I’m just gonna put it out there. Toughie’s team has yet to win a game. Let’s be clear: many things in the universe are conspiring against them. The teams are divided by age, but because it was hard to get enough kids for a team, two age groups are together in one team. But because the older kids in the group can’t play against younger teams, the younger kids have to play against older teams. And they’re not just any ramshackle bunch of kids who happen to be older: some of them have been playing as long as they’ve been walking. Some were cherry-picked from their recreational leagues, and other teams have so many kids they have an “A” squad and a “B” squad. Our team was just big enough to play the field with one or two substitutes. Many of them dabbled in the rec league, but didn’t have much in the way of formal training (Toughie included). They’re learning as they go. And it’s just not easy. And that is frustrating. Now here’s the bright side:  It has never gotten the kids down. They were just as excited after their last loss about playing as they were before their first loss.  And more kids have joined up. And now they’re learning to play together. And they’re scoring. And they’re loving it. And every parent on the sideline is proud. And next fall, there will be two teams formed from this one–the older kids who play in the next bracket, and the younger kids who will  stay in our current bracket. Toughie is one of the younger kids. And if he’s good now (which I have been told he is), he just might be great next year. He’s trying every step of the way. Here’s to not worrying about whether you win or lose.
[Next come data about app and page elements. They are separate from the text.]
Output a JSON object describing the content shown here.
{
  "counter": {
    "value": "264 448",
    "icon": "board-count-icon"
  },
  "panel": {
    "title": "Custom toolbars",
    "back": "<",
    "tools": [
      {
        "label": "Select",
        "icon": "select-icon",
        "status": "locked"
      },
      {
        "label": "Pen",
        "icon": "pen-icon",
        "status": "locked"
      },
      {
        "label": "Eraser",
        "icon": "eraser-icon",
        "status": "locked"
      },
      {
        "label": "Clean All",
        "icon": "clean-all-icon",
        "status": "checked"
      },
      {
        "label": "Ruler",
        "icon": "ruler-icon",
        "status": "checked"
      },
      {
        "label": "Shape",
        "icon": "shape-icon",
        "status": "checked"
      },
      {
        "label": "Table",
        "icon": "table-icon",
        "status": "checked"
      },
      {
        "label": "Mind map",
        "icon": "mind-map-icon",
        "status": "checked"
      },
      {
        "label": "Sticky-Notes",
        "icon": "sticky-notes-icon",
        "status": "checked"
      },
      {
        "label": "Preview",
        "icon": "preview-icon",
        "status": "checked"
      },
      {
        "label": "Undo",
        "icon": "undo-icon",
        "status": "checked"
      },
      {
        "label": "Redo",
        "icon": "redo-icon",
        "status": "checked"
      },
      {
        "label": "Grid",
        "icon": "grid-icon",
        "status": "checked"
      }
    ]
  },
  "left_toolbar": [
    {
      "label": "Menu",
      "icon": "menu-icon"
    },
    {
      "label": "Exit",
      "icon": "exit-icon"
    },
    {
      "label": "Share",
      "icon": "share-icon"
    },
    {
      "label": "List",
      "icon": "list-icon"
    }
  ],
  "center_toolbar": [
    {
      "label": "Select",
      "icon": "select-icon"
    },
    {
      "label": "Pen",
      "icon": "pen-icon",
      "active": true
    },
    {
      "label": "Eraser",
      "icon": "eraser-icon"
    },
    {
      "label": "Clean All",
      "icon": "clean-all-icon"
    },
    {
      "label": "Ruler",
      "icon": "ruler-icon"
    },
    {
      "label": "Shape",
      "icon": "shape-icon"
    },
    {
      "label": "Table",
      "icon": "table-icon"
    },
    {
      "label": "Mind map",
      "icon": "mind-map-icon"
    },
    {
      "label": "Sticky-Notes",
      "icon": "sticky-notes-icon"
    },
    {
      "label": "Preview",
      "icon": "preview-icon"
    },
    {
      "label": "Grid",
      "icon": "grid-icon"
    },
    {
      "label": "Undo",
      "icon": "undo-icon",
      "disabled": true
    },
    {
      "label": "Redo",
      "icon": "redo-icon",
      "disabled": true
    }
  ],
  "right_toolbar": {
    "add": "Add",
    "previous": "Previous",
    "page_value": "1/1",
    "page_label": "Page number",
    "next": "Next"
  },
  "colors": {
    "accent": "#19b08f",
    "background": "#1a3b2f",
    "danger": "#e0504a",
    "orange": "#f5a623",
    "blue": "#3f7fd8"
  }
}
Menus are for restaurants

And I ain’t no restaurant.

One of those things that experts will tell you when you want to avoid overspending on food is to create a menu and shop accordingly. And being married 10 years now, with ever-growing and ever-eating children, I’ve tried it to use a weekly menu. And I’ll stick with it for a while… until incidents happen (see what I did there?). We get invited to someone else’s house; a bonus from the Hubs’ job takes us out somewhere special; I forget to take the necessary items out of the freezer; something comes up so that we only have 30 minutes to make dinner instead of the 55 minutes my recipe calls for; I accidentally plan something that I thought I had all the ingredients for but I actually don’t. It’s frustrating. 

There’s also the fact that a menu kind of makes you think that you have to make something entirely new and different every night. This was a huge problem when I ended up shelling out a lot of money for a week’s worth of meats and veggies, and ended up with a ton of leftovers that no one really wanted. I took a page out of my dad’s playbook (he used to run office cafeterias) and “repurposed” food whenever I could. But the kids weren’t really buying into it, and frankly neither was I. 

Then I stumbled on a solution. Like a mediocre wardrobe, I had pieces available to me but nothing that really “went together.” So I looked carefully and wrote down what I could make with it: the chicken carcass with breast meat still attached can be soup; the frozen tilapia can be thawed, breaded and fried; ground turkey and leftover bacon (I know– that surprises me when it happens, too) can be a decent meatloaf. I left it on the fridge and checked off meals as I made them. Then there are items that don’t require much work from me that can end up being dinner anyway (i.e., boxed Mac & Cheese). The occasional dinner out tops it all off. 

A fan of clever advertisements, I nicknamed this list, “The Scroll of Infinite Deliciousness” like the Campbell’s Soup ad. The kids like it, because they often get to pick the meal. And I just like not being “locked in” to a particular menu. Isn’t that what we like about menus when we go out to eat– varied possibilities?

Here’s to eating what we love and loving what we eat.Image

(Bar-be-que pork in the Crock Pot. I could make this every week.)